She was never called The Woman, only, A Woman. Her locks were long and shining and her face was pure as snow, her lips the color of berries and her eyes wide and blue. She was the one who every night took the husbands to bed and showed them what a true dance of the spirits could be. She yelled in song and praised in plenty and never knew a slap or a whip or a curse. Her needlepoint was precise and intricate and her fingers were still soft because a needle never pierced her skin. She was the one who joined the twelve of them in harmony and peace, and the jealous wives tales became untrue when she was around because they were all the same, and how can you be jealous of a woman? Her children were bright and playful and she stayed young through the fretful winters and broiling summers; her hair never grayed and her skin never creased. They wondered about her but she only lived in this town, among these twelve, silent as a whisper. She was the one they turned to when there was nothing left to put on the table, no crumbsleft in the fridge, when their men had hit them and their children misbehaved. She was there when they were mocked because they didn’t know how to add or spell or read and write, and when their backs broke from the weight of sorrow; when their mothers died and they got feverish and black. She was there most of all when they looked in the mirror, a crack splitting their faces in two and she was between the crack and holding them together tight. She would whisper in the ears of the twelve and remind them of their beautiful locks and berry lips and the songs they sang together like birds going south. They would look into the mirror, straight into her eye, and they would know who they were. They would know that they were the thirteenth.
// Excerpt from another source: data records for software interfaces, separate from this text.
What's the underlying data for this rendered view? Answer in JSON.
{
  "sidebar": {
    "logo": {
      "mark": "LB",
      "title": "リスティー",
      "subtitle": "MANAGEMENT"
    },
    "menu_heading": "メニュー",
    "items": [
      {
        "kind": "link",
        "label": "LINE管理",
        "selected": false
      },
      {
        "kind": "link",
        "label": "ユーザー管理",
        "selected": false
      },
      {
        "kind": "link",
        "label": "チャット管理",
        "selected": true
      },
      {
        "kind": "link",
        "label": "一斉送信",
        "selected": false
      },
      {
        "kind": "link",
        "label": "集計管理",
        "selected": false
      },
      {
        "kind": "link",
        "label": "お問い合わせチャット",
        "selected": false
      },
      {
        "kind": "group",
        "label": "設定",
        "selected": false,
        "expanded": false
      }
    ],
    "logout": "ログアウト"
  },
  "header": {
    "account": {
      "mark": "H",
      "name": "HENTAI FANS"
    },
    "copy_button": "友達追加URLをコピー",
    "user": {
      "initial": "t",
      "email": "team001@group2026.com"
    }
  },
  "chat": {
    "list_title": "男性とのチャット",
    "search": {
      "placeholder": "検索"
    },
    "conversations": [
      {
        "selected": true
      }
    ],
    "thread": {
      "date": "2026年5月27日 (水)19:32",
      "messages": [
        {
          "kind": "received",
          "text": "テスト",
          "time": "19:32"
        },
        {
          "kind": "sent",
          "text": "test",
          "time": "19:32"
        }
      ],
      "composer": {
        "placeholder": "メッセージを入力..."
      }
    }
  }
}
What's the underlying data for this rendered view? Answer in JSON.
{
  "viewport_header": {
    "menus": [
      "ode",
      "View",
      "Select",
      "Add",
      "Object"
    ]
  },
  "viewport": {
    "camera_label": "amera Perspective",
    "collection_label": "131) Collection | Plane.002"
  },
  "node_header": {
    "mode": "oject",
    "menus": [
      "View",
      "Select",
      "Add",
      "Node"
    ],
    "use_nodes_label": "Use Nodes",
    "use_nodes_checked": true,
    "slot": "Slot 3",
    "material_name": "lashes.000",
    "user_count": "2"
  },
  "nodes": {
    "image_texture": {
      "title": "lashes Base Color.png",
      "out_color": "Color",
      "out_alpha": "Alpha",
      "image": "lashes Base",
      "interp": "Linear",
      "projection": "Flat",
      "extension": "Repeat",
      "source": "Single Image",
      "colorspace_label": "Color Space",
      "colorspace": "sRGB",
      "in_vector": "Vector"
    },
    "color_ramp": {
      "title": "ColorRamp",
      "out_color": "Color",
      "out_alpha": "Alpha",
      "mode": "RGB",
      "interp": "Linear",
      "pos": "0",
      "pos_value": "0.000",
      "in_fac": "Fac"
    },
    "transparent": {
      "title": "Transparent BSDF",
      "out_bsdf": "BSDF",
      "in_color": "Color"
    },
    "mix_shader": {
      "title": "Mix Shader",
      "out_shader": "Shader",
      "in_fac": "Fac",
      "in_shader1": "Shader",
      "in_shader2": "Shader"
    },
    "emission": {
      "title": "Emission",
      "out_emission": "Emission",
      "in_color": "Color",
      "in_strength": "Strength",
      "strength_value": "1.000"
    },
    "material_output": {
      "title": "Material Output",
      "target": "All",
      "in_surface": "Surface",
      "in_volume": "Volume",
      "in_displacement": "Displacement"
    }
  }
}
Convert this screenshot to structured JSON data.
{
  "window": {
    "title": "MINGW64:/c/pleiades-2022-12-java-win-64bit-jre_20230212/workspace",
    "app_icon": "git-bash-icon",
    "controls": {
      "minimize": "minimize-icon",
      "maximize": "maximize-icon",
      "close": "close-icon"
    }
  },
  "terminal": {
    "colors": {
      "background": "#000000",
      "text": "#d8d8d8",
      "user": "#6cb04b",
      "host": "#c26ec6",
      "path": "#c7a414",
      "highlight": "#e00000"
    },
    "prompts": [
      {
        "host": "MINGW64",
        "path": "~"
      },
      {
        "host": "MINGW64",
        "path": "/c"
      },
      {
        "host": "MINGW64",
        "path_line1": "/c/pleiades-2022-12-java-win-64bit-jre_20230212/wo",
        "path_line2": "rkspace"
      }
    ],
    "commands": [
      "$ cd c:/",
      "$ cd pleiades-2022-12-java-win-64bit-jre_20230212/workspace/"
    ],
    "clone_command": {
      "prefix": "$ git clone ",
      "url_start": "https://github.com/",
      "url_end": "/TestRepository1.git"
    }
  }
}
The whole world spins around me.
faster, faster, faster.
my mind claustrophobic,
My vision is blurred
by the fog of my confusion
on the window to normality.
My only way out,
isn’t one at all.
because ropes are binding me
chaining me down,
Freedom is a fairy tale,
tasted only by those who can afford it.
But this is real life.
We’re chained to our habits
Trapped by ourselves.
To the world, we are flawless seedlings.
But through the eyes of our own,
we are scarred.
We are the slaves,
the slaves who created the fairy tales
that the worthy live in.
While we sit inside broken vessels,
susceptible to falling right through the cracks.
we are holding on.
Not to a rope.
Not to our past.
Not to our fantasies.
But to each other.
I nod my head and smile again,
The burning creases brand my skin
A scar I will forever wear,
There’s nothing left to talk about
Pretend to hear, pretend to care:
I fear my words have all run out.